_Exercise objective_: Among the lines below, count those with "JSON". Give only the number.

(Dataset entries)
____

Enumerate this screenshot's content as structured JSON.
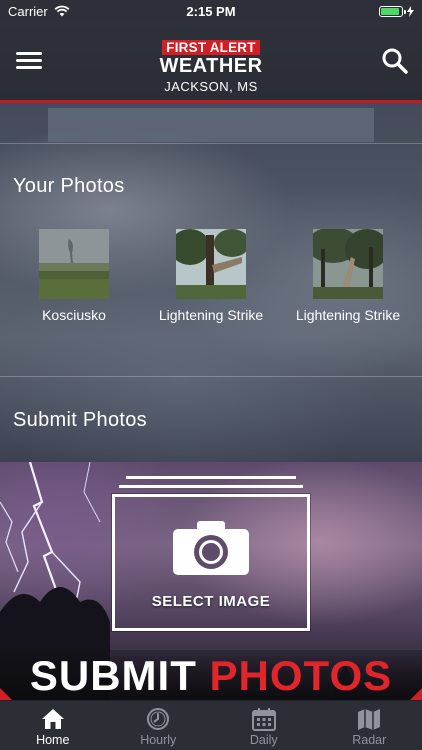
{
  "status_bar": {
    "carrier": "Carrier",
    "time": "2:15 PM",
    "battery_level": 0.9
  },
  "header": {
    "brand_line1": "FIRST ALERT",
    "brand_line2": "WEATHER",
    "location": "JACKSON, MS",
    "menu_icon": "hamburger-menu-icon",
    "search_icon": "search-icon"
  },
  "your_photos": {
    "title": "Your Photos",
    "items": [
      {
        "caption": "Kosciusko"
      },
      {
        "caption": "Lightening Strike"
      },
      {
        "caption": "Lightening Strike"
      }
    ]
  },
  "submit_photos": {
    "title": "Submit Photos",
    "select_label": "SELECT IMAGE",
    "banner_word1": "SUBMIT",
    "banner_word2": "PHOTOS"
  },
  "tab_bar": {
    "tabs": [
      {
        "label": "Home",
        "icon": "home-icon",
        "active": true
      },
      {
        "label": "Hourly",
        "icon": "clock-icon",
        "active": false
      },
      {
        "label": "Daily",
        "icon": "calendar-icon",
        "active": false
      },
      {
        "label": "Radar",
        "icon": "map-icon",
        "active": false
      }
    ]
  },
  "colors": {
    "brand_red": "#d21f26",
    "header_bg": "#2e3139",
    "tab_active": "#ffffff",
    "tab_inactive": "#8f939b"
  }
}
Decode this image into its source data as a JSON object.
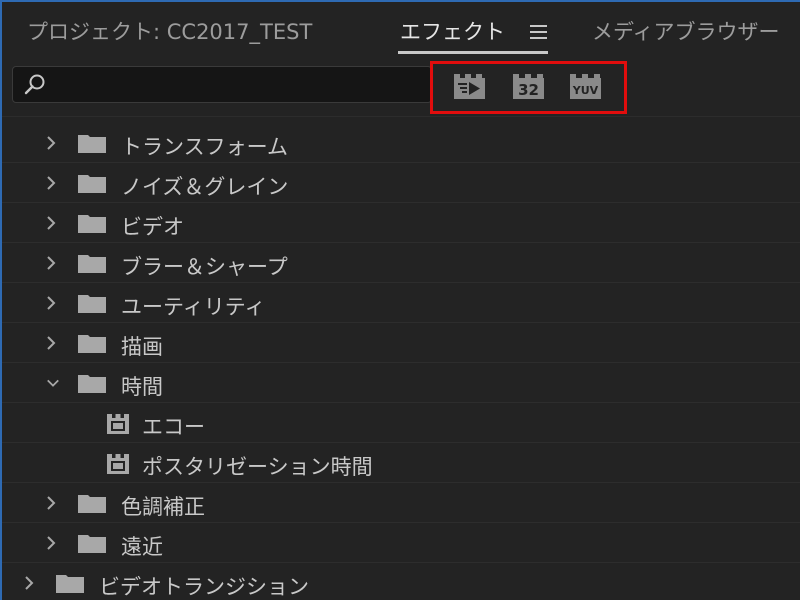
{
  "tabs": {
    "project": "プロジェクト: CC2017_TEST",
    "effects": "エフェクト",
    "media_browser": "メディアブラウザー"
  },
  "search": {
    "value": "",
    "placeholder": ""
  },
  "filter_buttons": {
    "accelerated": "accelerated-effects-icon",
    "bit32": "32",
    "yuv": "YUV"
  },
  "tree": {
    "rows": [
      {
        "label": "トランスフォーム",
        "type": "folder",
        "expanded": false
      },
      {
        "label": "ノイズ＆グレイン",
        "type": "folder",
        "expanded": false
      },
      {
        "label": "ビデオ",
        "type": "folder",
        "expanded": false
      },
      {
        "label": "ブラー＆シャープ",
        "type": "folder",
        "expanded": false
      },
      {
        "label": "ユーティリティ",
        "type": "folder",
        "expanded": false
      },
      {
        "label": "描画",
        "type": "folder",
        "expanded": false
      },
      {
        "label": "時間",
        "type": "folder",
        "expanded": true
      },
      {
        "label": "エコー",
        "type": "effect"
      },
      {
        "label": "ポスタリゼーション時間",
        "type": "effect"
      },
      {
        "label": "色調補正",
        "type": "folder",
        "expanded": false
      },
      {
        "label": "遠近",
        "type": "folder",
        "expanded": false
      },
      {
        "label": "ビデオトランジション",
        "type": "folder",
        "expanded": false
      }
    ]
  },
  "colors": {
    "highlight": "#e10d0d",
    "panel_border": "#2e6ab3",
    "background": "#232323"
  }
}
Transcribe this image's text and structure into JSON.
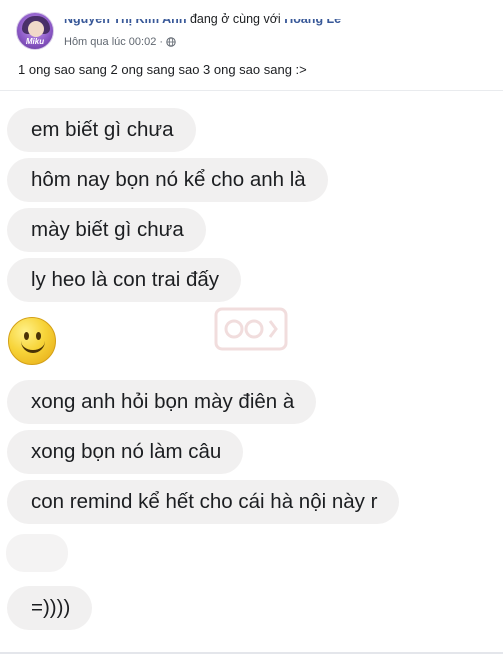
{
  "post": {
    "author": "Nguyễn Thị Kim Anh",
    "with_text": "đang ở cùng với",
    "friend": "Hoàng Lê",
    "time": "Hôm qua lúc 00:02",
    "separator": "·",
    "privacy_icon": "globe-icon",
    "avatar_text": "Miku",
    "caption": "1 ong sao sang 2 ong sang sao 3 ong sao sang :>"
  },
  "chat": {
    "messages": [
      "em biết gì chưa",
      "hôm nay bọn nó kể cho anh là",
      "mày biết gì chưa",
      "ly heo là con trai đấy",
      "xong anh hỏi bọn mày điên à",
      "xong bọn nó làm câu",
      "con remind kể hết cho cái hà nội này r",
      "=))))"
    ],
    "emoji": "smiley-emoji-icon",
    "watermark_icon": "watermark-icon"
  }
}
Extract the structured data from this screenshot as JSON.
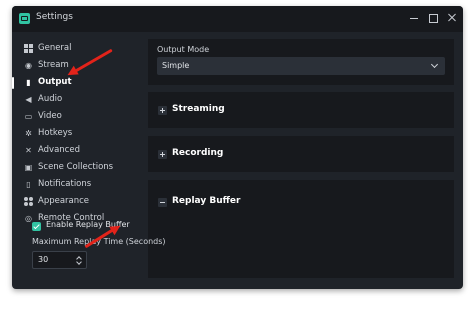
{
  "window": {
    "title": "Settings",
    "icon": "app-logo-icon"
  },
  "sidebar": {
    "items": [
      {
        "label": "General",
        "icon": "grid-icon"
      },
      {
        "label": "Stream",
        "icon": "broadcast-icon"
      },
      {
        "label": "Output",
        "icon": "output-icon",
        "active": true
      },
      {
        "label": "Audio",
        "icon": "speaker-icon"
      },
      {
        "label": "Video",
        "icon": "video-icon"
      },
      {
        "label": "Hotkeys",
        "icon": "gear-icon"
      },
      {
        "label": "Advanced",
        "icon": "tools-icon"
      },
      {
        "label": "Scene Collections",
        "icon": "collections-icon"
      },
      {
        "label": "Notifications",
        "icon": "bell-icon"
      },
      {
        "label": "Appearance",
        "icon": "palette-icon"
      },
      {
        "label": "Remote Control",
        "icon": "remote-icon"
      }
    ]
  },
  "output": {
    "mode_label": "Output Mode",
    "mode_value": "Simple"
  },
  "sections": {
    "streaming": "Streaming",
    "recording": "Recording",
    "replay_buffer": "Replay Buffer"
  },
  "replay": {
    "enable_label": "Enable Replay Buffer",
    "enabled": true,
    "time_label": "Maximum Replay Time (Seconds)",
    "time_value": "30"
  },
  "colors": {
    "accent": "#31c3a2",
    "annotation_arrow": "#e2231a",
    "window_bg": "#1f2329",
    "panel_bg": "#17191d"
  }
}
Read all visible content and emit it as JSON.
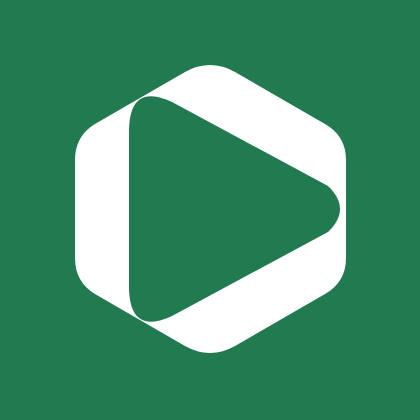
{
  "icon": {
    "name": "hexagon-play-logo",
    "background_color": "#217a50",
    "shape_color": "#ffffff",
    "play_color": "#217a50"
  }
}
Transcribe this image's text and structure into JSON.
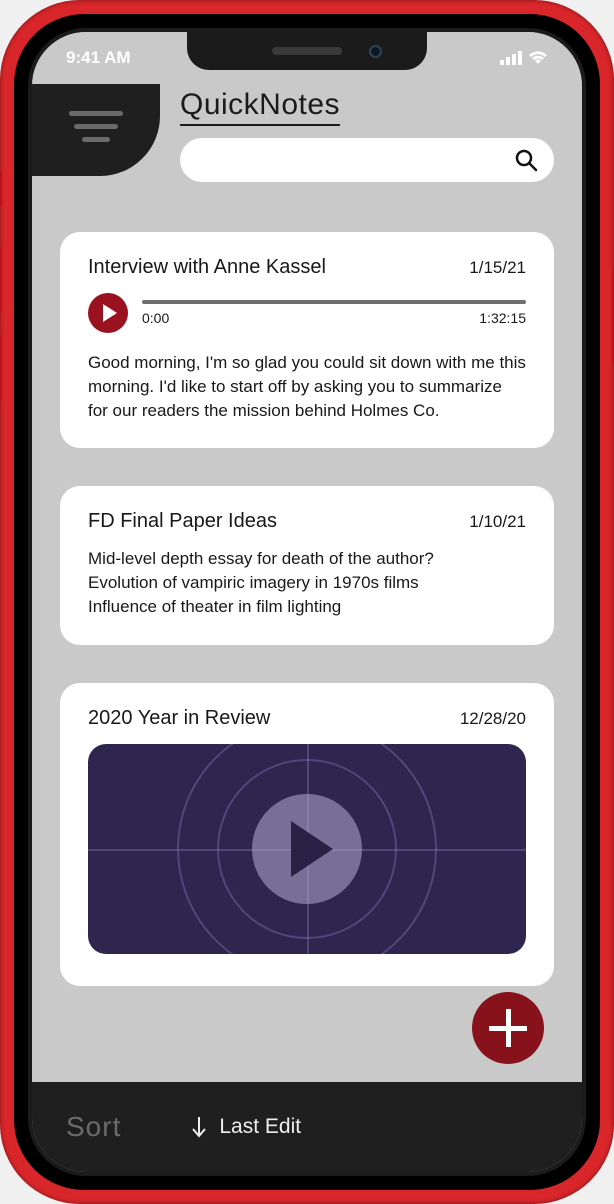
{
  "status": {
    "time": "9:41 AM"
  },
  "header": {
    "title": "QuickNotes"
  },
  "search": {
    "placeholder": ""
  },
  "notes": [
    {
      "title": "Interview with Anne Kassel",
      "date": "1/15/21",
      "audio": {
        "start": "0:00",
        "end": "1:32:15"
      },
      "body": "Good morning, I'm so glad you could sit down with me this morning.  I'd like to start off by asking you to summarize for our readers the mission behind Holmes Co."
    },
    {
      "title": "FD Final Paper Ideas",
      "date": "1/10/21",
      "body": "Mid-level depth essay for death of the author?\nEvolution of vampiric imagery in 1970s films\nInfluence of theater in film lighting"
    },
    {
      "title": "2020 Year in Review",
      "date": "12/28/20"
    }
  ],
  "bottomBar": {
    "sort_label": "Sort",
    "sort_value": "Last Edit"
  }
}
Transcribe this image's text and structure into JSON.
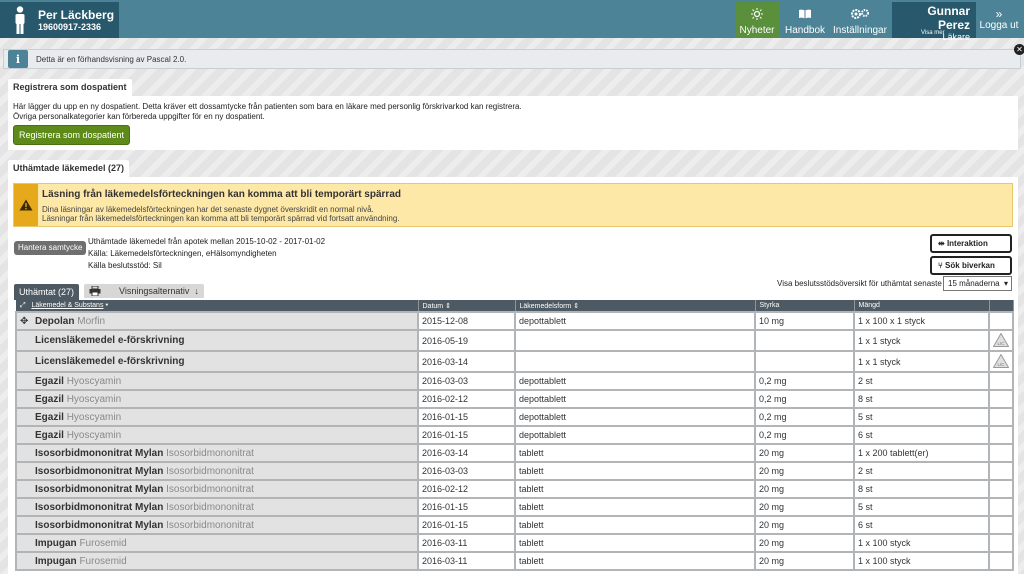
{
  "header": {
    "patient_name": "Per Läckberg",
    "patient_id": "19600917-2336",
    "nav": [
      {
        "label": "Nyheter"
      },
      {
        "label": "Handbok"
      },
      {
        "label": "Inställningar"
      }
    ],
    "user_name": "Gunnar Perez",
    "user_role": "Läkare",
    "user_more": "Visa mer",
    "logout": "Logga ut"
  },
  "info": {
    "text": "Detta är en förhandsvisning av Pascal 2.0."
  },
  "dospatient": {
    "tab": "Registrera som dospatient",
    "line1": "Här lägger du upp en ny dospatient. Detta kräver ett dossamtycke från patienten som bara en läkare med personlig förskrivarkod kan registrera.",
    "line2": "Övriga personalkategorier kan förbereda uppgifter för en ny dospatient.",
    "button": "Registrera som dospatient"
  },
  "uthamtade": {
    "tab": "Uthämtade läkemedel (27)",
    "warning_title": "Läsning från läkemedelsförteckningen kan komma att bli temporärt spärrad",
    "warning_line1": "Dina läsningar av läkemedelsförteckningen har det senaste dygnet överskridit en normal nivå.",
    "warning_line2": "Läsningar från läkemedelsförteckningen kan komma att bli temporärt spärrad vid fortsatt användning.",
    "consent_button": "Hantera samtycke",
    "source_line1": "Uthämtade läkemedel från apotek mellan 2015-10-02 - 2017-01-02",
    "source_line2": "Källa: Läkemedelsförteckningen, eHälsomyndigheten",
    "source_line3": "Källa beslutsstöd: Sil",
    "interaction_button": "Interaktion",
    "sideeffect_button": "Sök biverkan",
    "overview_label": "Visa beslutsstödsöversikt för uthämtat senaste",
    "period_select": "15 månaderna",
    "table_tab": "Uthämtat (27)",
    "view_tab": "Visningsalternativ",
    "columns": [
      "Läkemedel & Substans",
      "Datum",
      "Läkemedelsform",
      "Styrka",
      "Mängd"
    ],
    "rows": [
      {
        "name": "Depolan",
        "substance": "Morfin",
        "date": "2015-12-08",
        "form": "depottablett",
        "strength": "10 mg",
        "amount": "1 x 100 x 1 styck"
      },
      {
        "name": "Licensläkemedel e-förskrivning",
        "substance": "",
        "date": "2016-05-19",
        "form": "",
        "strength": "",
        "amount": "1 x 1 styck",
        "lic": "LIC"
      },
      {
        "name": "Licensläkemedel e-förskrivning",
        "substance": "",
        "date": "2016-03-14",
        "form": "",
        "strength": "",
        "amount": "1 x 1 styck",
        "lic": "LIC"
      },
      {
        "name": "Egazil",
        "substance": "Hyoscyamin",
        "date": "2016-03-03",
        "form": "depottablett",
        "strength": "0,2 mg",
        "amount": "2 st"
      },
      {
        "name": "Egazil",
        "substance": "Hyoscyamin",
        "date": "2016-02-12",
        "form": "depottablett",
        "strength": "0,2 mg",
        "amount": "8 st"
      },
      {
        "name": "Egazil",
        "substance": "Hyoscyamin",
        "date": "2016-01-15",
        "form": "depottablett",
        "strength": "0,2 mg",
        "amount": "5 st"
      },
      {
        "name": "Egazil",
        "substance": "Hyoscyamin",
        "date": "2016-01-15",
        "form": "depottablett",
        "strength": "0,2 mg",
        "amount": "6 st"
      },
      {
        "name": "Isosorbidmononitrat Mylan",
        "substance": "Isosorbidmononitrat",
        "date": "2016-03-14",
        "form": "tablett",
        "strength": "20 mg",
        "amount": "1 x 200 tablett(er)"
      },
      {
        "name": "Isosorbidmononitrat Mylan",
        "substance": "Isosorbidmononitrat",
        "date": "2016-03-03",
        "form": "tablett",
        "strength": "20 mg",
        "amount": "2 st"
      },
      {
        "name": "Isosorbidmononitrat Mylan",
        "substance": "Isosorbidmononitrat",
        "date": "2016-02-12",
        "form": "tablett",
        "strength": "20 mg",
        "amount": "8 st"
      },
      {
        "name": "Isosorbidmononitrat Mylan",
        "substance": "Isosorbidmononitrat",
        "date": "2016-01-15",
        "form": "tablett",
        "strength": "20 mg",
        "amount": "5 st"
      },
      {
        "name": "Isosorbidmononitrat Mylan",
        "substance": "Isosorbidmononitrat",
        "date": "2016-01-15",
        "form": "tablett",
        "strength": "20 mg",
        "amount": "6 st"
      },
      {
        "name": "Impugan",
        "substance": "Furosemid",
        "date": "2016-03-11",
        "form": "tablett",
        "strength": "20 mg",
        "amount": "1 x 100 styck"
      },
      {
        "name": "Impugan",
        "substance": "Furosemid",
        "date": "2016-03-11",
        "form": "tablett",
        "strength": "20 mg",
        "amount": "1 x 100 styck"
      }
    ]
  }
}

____

_Exercise answer_: 7